China to end harvesting of organs from death row inmates by 2013
Beijing (AsiaNews / Agencies) - China will stop the removal of organs from death row inmates from next year. This was announced by Dr. Wang Haibo, director of the China Organ Transplant Response System Center (which operates under the Ministry of Health), explaining that 2013 a new national system for organ donation and transplantation will be ready. Quoted by the November issue of the World Health magazine, the expert said that the current program is "immoral and unsustainable" and will be gradually abandoned.
Haibo, also deputy director of the China Liver Transplant Registry at the medical school of the University of Hong Kong, said: "Although we can not prevent death row inmates from donating their organs, a system based only on their explants is immoral and unsustainable. "
According to the doctor, in recent years the number of explants stands between 8 thousand and 10 thousand, with 35% of them coming from living donors. However, exact figures regarding those executed are unknown.

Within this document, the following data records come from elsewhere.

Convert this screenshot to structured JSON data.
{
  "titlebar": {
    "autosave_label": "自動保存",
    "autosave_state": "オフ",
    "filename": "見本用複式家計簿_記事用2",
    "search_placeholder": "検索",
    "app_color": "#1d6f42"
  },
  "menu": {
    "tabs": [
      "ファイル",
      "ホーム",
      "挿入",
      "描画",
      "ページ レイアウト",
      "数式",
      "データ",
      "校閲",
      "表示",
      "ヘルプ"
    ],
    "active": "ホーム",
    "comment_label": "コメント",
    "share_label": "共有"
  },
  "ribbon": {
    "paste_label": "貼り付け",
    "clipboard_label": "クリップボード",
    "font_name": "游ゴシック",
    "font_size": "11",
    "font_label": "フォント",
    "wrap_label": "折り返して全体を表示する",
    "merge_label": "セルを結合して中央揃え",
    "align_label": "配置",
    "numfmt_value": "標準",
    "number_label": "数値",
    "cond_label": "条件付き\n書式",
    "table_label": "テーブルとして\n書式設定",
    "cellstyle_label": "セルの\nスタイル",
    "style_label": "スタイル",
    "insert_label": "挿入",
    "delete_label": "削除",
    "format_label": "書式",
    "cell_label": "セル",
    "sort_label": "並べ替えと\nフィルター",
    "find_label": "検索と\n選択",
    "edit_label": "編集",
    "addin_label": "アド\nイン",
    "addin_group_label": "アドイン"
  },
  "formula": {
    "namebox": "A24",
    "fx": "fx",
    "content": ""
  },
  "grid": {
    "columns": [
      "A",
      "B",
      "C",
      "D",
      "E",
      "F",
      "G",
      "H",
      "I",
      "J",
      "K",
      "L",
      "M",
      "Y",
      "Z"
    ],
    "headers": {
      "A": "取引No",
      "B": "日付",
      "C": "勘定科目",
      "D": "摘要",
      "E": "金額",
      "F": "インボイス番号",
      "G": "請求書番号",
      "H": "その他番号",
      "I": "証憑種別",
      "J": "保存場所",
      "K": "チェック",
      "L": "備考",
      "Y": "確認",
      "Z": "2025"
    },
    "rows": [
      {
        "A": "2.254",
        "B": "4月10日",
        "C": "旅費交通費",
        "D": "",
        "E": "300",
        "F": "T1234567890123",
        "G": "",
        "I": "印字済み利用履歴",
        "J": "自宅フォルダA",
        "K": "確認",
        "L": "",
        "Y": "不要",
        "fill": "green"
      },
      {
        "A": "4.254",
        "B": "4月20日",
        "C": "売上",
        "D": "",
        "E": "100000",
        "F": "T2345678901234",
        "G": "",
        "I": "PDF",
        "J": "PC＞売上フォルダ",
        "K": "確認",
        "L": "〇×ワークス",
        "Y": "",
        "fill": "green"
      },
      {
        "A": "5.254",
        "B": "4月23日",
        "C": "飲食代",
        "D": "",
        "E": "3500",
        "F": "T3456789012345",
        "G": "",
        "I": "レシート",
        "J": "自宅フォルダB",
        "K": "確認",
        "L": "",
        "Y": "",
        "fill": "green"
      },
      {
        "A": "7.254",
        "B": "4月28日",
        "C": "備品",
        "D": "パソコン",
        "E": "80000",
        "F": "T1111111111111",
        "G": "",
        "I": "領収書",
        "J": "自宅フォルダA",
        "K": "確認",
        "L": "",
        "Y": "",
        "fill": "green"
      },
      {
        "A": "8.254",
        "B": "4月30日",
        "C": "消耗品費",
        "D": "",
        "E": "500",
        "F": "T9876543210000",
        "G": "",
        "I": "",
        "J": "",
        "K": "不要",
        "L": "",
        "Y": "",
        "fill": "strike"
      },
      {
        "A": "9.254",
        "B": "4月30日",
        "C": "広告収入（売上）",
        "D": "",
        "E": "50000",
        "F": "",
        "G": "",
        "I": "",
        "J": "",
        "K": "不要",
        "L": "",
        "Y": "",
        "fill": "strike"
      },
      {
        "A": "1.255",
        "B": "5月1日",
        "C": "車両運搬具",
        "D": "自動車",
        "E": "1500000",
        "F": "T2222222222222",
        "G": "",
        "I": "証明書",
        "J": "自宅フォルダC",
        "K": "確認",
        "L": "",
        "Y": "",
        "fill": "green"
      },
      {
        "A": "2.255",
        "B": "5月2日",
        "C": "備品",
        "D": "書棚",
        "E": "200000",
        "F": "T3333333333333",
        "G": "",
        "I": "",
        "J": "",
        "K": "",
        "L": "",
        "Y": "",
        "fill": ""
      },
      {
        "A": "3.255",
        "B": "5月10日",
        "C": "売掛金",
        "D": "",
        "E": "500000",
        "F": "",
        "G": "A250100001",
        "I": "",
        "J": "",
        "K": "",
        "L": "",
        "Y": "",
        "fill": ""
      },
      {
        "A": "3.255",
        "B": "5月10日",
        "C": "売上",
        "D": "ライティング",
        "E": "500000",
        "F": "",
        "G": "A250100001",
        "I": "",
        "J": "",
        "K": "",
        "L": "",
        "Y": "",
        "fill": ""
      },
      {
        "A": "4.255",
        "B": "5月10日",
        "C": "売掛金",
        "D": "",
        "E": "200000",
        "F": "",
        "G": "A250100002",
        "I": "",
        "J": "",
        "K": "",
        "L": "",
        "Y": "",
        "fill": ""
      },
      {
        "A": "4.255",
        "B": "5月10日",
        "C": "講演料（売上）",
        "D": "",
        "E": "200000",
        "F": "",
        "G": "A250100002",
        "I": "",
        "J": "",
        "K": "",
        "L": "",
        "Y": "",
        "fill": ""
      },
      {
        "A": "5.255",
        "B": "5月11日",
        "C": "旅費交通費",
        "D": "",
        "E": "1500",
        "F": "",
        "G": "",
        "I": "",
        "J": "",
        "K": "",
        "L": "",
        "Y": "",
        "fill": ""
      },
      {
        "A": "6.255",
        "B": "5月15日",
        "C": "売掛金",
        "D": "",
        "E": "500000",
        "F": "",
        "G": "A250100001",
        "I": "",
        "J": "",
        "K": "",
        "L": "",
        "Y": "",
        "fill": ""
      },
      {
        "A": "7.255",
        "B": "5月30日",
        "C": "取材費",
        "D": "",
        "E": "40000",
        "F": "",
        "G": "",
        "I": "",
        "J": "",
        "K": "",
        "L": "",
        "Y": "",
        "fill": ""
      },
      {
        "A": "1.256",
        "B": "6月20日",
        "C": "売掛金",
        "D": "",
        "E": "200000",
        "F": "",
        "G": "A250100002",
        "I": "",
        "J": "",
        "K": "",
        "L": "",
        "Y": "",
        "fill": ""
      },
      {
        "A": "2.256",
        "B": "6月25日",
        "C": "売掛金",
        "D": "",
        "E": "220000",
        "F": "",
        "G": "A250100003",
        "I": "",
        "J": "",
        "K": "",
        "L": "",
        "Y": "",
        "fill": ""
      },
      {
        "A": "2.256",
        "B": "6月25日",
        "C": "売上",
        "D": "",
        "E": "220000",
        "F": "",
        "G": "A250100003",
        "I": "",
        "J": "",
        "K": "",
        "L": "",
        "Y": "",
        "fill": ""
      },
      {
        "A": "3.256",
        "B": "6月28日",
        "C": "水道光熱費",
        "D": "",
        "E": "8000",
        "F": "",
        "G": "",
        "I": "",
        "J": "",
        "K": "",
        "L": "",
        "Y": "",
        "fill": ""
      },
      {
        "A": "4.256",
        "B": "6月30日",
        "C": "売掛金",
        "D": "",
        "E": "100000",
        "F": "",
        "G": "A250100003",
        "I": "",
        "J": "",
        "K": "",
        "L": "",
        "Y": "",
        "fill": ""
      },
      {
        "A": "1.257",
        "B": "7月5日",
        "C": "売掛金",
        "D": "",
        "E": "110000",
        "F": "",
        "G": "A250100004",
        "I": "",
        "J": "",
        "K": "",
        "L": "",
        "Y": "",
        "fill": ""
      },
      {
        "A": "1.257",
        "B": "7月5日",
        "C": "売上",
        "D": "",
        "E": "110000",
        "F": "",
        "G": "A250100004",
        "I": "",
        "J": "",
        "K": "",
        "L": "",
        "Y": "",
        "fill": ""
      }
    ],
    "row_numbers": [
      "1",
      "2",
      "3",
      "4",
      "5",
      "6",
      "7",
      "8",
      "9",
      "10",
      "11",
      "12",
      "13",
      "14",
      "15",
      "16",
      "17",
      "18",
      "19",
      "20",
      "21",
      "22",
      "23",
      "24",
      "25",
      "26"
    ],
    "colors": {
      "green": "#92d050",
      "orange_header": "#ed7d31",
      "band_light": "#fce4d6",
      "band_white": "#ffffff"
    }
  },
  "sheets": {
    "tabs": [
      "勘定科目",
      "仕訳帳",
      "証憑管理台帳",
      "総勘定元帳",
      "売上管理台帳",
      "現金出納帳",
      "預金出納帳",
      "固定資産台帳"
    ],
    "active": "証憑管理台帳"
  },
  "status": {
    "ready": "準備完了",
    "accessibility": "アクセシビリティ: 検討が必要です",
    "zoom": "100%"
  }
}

The Ministry of Health has given the Red Cross the go ahead to manage the new system of organ donation and transplantation, created by researchers at the University of Hong Kong. In addition, in the coming months it will launch a campaign to raise awareness.
Mainland China is the second country in the world for the number of organ transplants performed each year. In the first place there is the United States. Beijing has repeatedly been targeted by the international community for this practice. According to the United Nations, which in 2009 sent one of its members to visit the prisons in China, the Chinese government "puts pressure on prisoners to obtain their willingness to donate organs."